▶ [Prompt]: Where the word "label" occurs in a line of the data, return the whole line.

▶ [Information given]:
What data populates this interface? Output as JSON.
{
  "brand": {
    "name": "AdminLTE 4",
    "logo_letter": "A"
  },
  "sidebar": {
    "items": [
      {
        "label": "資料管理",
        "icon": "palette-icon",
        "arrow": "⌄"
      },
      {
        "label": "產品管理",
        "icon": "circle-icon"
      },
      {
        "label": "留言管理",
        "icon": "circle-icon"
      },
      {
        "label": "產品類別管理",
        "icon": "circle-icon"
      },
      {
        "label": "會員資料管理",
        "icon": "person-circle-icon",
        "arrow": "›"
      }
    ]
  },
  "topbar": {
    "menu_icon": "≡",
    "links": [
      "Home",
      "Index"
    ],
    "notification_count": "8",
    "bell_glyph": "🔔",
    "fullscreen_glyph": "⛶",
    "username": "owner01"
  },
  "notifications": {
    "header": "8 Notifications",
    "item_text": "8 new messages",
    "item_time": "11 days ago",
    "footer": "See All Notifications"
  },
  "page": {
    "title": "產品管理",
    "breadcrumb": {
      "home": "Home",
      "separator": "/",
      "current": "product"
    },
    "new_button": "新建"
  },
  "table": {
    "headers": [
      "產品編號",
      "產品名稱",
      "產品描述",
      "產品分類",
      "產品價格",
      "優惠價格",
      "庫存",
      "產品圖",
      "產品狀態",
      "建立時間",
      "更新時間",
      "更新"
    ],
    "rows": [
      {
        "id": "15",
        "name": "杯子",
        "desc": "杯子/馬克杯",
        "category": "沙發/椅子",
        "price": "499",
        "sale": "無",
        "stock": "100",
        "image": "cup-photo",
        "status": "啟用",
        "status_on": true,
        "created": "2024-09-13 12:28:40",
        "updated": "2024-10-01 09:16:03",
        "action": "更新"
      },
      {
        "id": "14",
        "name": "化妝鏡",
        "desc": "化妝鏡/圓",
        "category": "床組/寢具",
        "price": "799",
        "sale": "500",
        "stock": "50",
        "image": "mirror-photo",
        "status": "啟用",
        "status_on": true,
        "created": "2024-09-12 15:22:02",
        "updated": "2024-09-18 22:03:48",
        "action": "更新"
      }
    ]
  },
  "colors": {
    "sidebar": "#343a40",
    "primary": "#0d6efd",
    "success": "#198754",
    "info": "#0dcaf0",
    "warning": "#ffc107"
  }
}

▶ [Written reply]:
        "label": "資料管理",
        "label": "產品管理",
        "label": "留言管理",
        "label": "產品類別管理",
        "label": "會員資料管理",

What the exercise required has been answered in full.